## WHAT YOU ARE ASKED TO DO
In your copy, include every record exactly and no pictures.

## SUPPLIED DATA
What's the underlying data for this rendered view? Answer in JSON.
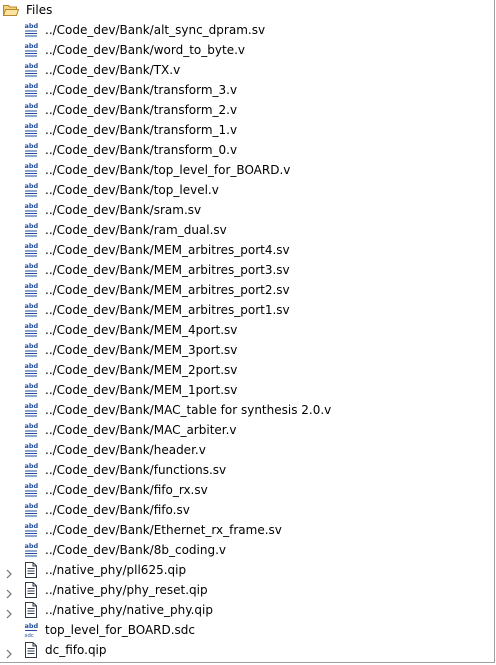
{
  "tree": {
    "root": {
      "label": "Files",
      "icon": "folder-open-icon"
    },
    "items": [
      {
        "label": "../Code_dev/Bank/alt_sync_dpram.sv",
        "icon": "verilog-file-icon",
        "expandable": false
      },
      {
        "label": "../Code_dev/Bank/word_to_byte.v",
        "icon": "verilog-file-icon",
        "expandable": false
      },
      {
        "label": "../Code_dev/Bank/TX.v",
        "icon": "verilog-file-icon",
        "expandable": false
      },
      {
        "label": "../Code_dev/Bank/transform_3.v",
        "icon": "verilog-file-icon",
        "expandable": false
      },
      {
        "label": "../Code_dev/Bank/transform_2.v",
        "icon": "verilog-file-icon",
        "expandable": false
      },
      {
        "label": "../Code_dev/Bank/transform_1.v",
        "icon": "verilog-file-icon",
        "expandable": false
      },
      {
        "label": "../Code_dev/Bank/transform_0.v",
        "icon": "verilog-file-icon",
        "expandable": false
      },
      {
        "label": "../Code_dev/Bank/top_level_for_BOARD.v",
        "icon": "verilog-file-icon",
        "expandable": false
      },
      {
        "label": "../Code_dev/Bank/top_level.v",
        "icon": "verilog-file-icon",
        "expandable": false
      },
      {
        "label": "../Code_dev/Bank/sram.sv",
        "icon": "verilog-file-icon",
        "expandable": false
      },
      {
        "label": "../Code_dev/Bank/ram_dual.sv",
        "icon": "verilog-file-icon",
        "expandable": false
      },
      {
        "label": "../Code_dev/Bank/MEM_arbitres_port4.sv",
        "icon": "verilog-file-icon",
        "expandable": false
      },
      {
        "label": "../Code_dev/Bank/MEM_arbitres_port3.sv",
        "icon": "verilog-file-icon",
        "expandable": false
      },
      {
        "label": "../Code_dev/Bank/MEM_arbitres_port2.sv",
        "icon": "verilog-file-icon",
        "expandable": false
      },
      {
        "label": "../Code_dev/Bank/MEM_arbitres_port1.sv",
        "icon": "verilog-file-icon",
        "expandable": false
      },
      {
        "label": "../Code_dev/Bank/MEM_4port.sv",
        "icon": "verilog-file-icon",
        "expandable": false
      },
      {
        "label": "../Code_dev/Bank/MEM_3port.sv",
        "icon": "verilog-file-icon",
        "expandable": false
      },
      {
        "label": "../Code_dev/Bank/MEM_2port.sv",
        "icon": "verilog-file-icon",
        "expandable": false
      },
      {
        "label": "../Code_dev/Bank/MEM_1port.sv",
        "icon": "verilog-file-icon",
        "expandable": false
      },
      {
        "label": "../Code_dev/Bank/MAC_table for synthesis 2.0.v",
        "icon": "verilog-file-icon",
        "expandable": false
      },
      {
        "label": "../Code_dev/Bank/MAC_arbiter.v",
        "icon": "verilog-file-icon",
        "expandable": false
      },
      {
        "label": "../Code_dev/Bank/header.v",
        "icon": "verilog-file-icon",
        "expandable": false
      },
      {
        "label": "../Code_dev/Bank/functions.sv",
        "icon": "verilog-file-icon",
        "expandable": false
      },
      {
        "label": "../Code_dev/Bank/fifo_rx.sv",
        "icon": "verilog-file-icon",
        "expandable": false
      },
      {
        "label": "../Code_dev/Bank/fifo.sv",
        "icon": "verilog-file-icon",
        "expandable": false
      },
      {
        "label": "../Code_dev/Bank/Ethernet_rx_frame.sv",
        "icon": "verilog-file-icon",
        "expandable": false
      },
      {
        "label": "../Code_dev/Bank/8b_coding.v",
        "icon": "verilog-file-icon",
        "expandable": false
      },
      {
        "label": "../native_phy/pll625.qip",
        "icon": "qip-file-icon",
        "expandable": true
      },
      {
        "label": "../native_phy/phy_reset.qip",
        "icon": "qip-file-icon",
        "expandable": true
      },
      {
        "label": "../native_phy/native_phy.qip",
        "icon": "qip-file-icon",
        "expandable": true
      },
      {
        "label": "top_level_for_BOARD.sdc",
        "icon": "sdc-file-icon",
        "expandable": false
      },
      {
        "label": "dc_fifo.qip",
        "icon": "qip-file-icon",
        "expandable": true
      }
    ]
  },
  "colors": {
    "icon_blue": "#1f4e9c",
    "folder_yellow": "#f0c24a",
    "expander_gray": "#707070"
  }
}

## TASK RESULT
What's the underlying data for this rendered view? Answer in JSON.
{
  "tree": {
    "root": {
      "label": "Files",
      "icon": "folder-open-icon"
    },
    "items": [
      {
        "label": "../Code_dev/Bank/alt_sync_dpram.sv",
        "icon": "verilog-file-icon",
        "expandable": false
      },
      {
        "label": "../Code_dev/Bank/word_to_byte.v",
        "icon": "verilog-file-icon",
        "expandable": false
      },
      {
        "label": "../Code_dev/Bank/TX.v",
        "icon": "verilog-file-icon",
        "expandable": false
      },
      {
        "label": "../Code_dev/Bank/transform_3.v",
        "icon": "verilog-file-icon",
        "expandable": false
      },
      {
        "label": "../Code_dev/Bank/transform_2.v",
        "icon": "verilog-file-icon",
        "expandable": false
      },
      {
        "label": "../Code_dev/Bank/transform_1.v",
        "icon": "verilog-file-icon",
        "expandable": false
      },
      {
        "label": "../Code_dev/Bank/transform_0.v",
        "icon": "verilog-file-icon",
        "expandable": false
      },
      {
        "label": "../Code_dev/Bank/top_level_for_BOARD.v",
        "icon": "verilog-file-icon",
        "expandable": false
      },
      {
        "label": "../Code_dev/Bank/top_level.v",
        "icon": "verilog-file-icon",
        "expandable": false
      },
      {
        "label": "../Code_dev/Bank/sram.sv",
        "icon": "verilog-file-icon",
        "expandable": false
      },
      {
        "label": "../Code_dev/Bank/ram_dual.sv",
        "icon": "verilog-file-icon",
        "expandable": false
      },
      {
        "label": "../Code_dev/Bank/MEM_arbitres_port4.sv",
        "icon": "verilog-file-icon",
        "expandable": false
      },
      {
        "label": "../Code_dev/Bank/MEM_arbitres_port3.sv",
        "icon": "verilog-file-icon",
        "expandable": false
      },
      {
        "label": "../Code_dev/Bank/MEM_arbitres_port2.sv",
        "icon": "verilog-file-icon",
        "expandable": false
      },
      {
        "label": "../Code_dev/Bank/MEM_arbitres_port1.sv",
        "icon": "verilog-file-icon",
        "expandable": false
      },
      {
        "label": "../Code_dev/Bank/MEM_4port.sv",
        "icon": "verilog-file-icon",
        "expandable": false
      },
      {
        "label": "../Code_dev/Bank/MEM_3port.sv",
        "icon": "verilog-file-icon",
        "expandable": false
      },
      {
        "label": "../Code_dev/Bank/MEM_2port.sv",
        "icon": "verilog-file-icon",
        "expandable": false
      },
      {
        "label": "../Code_dev/Bank/MEM_1port.sv",
        "icon": "verilog-file-icon",
        "expandable": false
      },
      {
        "label": "../Code_dev/Bank/MAC_table for synthesis 2.0.v",
        "icon": "verilog-file-icon",
        "expandable": false
      },
      {
        "label": "../Code_dev/Bank/MAC_arbiter.v",
        "icon": "verilog-file-icon",
        "expandable": false
      },
      {
        "label": "../Code_dev/Bank/header.v",
        "icon": "verilog-file-icon",
        "expandable": false
      },
      {
        "label": "../Code_dev/Bank/functions.sv",
        "icon": "verilog-file-icon",
        "expandable": false
      },
      {
        "label": "../Code_dev/Bank/fifo_rx.sv",
        "icon": "verilog-file-icon",
        "expandable": false
      },
      {
        "label": "../Code_dev/Bank/fifo.sv",
        "icon": "verilog-file-icon",
        "expandable": false
      },
      {
        "label": "../Code_dev/Bank/Ethernet_rx_frame.sv",
        "icon": "verilog-file-icon",
        "expandable": false
      },
      {
        "label": "../Code_dev/Bank/8b_coding.v",
        "icon": "verilog-file-icon",
        "expandable": false
      },
      {
        "label": "../native_phy/pll625.qip",
        "icon": "qip-file-icon",
        "expandable": true
      },
      {
        "label": "../native_phy/phy_reset.qip",
        "icon": "qip-file-icon",
        "expandable": true
      },
      {
        "label": "../native_phy/native_phy.qip",
        "icon": "qip-file-icon",
        "expandable": true
      },
      {
        "label": "top_level_for_BOARD.sdc",
        "icon": "sdc-file-icon",
        "expandable": false
      },
      {
        "label": "dc_fifo.qip",
        "icon": "qip-file-icon",
        "expandable": true
      }
    ]
  },
  "colors": {
    "icon_blue": "#1f4e9c",
    "folder_yellow": "#f0c24a",
    "expander_gray": "#707070"
  }
}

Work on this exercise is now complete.